DARIEN — For a few hours every Sunday, the second floor of the Darien VFW building on Noroton Avenue is transformed into a studio for the Darien Fencing Club.
At a recent session, two pairs of crouching young fencers, dressed in face masks and chest protectors, squared up. The junior swordsmen shuffled forward and back strategically. Each waited with sword-arm outstretched for the opportunity to strike with a lunge of the blunted blade, before retreating to ward off the opponent’s counter attack.
The back-and-forth clinking of metal swords was overseen by Dima Chumak — a former Olympian and member of the Ukrainian National fencing team — who stooped his 6-foot-3 inch frame to illustrate matters of form and technique, or — as in one instance — console a student at the receiving end of a well-executed jab.
It was near the conclusion of seven-year-old Robert Evanchik’s first lesson when an older classmate sprang forward and, with a thrust of his weapon, connected with Evanchik’s chest protector. Evanchik, surprised by the suddenness of the strike, began to well up with tears. Chumak propelled into action and calmed the boy with defensive instruction and words of encouragement.
As a consequence of the pep-talk, those tears were short-lived.
Seemingly unfazed by the recent blow, Evanchik regrouped and squared with his much larger opponent, who met the first-timer in the middle of the combat area to begin again.

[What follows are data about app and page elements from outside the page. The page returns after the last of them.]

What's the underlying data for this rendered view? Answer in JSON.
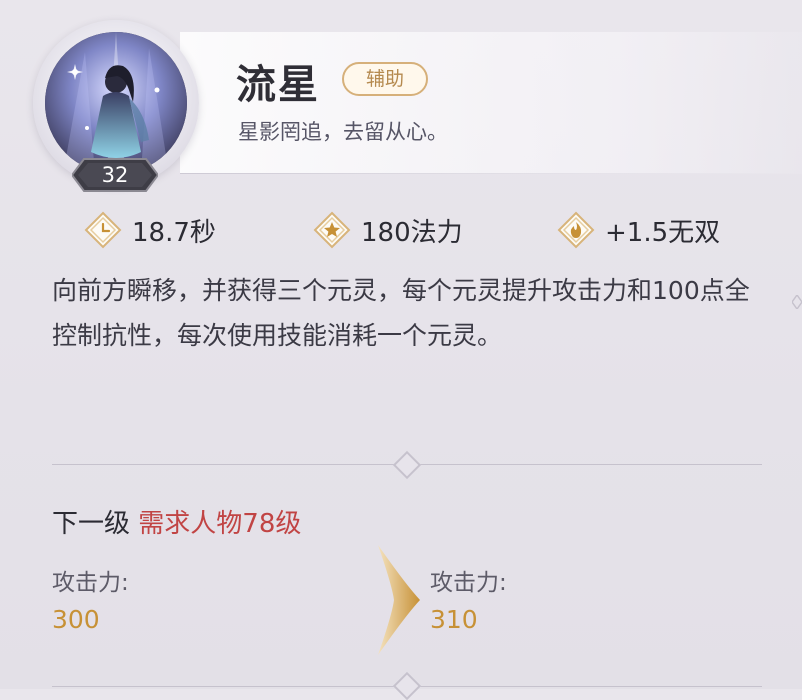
{
  "skill": {
    "name": "流星",
    "role_tag": "辅助",
    "tagline": "星影罔追，去留从心。",
    "level": "32"
  },
  "stats": [
    {
      "icon": "clock-icon",
      "value": "18.7秒"
    },
    {
      "icon": "star-icon",
      "value": "180法力"
    },
    {
      "icon": "flame-icon",
      "value": "+1.5无双"
    }
  ],
  "description": "向前方瞬移，并获得三个元灵，每个元灵提升攻击力和100点全控制抗性，每次使用技能消耗一个元灵。",
  "next_level": {
    "title": "下一级",
    "requirement": "需求人物78级",
    "current": {
      "label": "攻击力:",
      "value": "300"
    },
    "next": {
      "label": "攻击力:",
      "value": "310"
    }
  },
  "colors": {
    "accent_gold": "#c79136",
    "requirement_red": "#c14444",
    "tag_border": "#d6b07a"
  }
}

“Ready, fence,” the older boy declared.
Evanchik’s mother, Susan Kindle, who was observing the lesson, had heard about the fencing club from a friend of Robert’s.
“I didn’t know much about fencing,” said Kindle, who added that Evanchik participates in a lot of team sports. “It seems like a good one-on-one sport. It’s almost like a chess game.”
The strategic nature of fencing, Chumak explained, has to do with a need to control one’s footwork and one’s blade, as well as the distance from one’s opponent, in order to protect the body and set up offensive opportunities. A buzzer sounds and points are won when the compressed tip of a blade makes contact with an adversary’s padding.
According to Chumak and Jeffrey Binder, a New York attorney who opened the club a decade ago after his children showed a proclivity for the sport, interest in fencing is on the rise in America.
“For sure, it’s a very big increase in popularity, even since 10 years ago,” said Chumak, though the sport’s popularity in this country does not yet rival that in his native Ukraine. Some of that escalating interest, Chumak suggested, may have to do with parents realizing the value that a background in fencing adds to a young person’s college application.
“It’s very good for not just your arms, legs and brain,” Chumak explained. “A lot of good colleges have fencing.” Former students of his have gone on to compete at Columbia and Cornell. Binder’s daughter, Sylvie, a hopeful for the 2020 Olympics, was recently accepted to Columbia on a fencing scholarship.